It seems that almost every time there is digging related to a new project in Israel, something ancient is discovered. Such was the case with the development of a new Jewish National fund sponsored playground in the Lower Galilee. A 1,300-year old church with ornate mosaic floors was discovered in the village of Kfar Kama near Mt. Tabor.
Situated in the Lower Galilee the ancient church was colorfully decorated with geometric and floral patterns of blue, black and red. Also discovered was a small reliquary, a stone box to preserve sacred relics.
Archaeologist Nurit Feig, who led the excavations, said that the 12 by 36 meter church contained a large courtyard, a narthex foyer, and a central hall. Interestingly while most churches were characterized by a single apse, this church had three apses or prayer niches. Earlier this week, the Catholic Archbishop, Dr. Youssef Matta, Head of the Greek Catholic Church in Israel, visited the site to view the ancient remains.
Additional rooms at the site have not yet been excavated but archaeologists believe that the complex may have been a monastery.
In the early 1960s, a smaller church,with two chapels, also dated to the first half of the 6th century CE was excavated inside the village of Kfar Kama. According to Prof. Moti Aviam, believed that that discovery was of the village church, while the recent discovery is a monastery on the outskirts of town.
This new discovery underscores the importance of early Christian settlement in this region during the Byzantine period. The area lies close to Mt. Tabor, a prominent Christian site considered to be the location of the transfiguration of Jesus.

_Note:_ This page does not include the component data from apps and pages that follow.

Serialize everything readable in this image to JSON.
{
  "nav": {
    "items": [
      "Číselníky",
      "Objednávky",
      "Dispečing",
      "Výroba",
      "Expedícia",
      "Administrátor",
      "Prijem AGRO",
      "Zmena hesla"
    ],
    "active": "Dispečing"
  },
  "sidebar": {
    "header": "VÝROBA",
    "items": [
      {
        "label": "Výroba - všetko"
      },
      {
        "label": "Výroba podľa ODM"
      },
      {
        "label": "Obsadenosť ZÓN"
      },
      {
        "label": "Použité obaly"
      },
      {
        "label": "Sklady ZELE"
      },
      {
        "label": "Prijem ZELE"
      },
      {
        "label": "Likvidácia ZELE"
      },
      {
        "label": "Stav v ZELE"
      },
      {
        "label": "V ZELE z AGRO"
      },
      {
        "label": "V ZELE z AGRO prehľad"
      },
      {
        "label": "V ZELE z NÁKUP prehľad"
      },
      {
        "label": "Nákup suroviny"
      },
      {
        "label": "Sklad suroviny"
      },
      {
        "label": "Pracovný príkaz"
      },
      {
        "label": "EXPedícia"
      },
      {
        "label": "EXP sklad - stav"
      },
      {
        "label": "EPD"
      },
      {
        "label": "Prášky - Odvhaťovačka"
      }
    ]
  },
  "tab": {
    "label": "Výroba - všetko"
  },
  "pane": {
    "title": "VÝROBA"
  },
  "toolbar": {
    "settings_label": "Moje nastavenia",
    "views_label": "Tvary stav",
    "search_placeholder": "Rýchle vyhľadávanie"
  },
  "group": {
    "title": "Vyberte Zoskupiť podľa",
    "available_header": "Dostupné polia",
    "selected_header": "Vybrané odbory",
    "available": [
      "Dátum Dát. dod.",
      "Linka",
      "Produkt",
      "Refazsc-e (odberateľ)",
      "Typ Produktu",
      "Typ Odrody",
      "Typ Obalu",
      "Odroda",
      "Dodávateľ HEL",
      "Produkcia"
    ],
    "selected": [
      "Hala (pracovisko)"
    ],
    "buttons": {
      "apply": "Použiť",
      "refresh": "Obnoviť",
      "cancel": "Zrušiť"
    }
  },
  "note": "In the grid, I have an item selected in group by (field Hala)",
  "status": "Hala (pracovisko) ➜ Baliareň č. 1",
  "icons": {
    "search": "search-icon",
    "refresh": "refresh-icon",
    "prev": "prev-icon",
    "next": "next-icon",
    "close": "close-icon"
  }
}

Prof. Moti Aviam and Dr. Jacob Ashkenazi, of the Kinneret Institute of Galilean Archaeology in the Kinneret Academic College, are conducting extensive research on Christian settlement in the Galilee.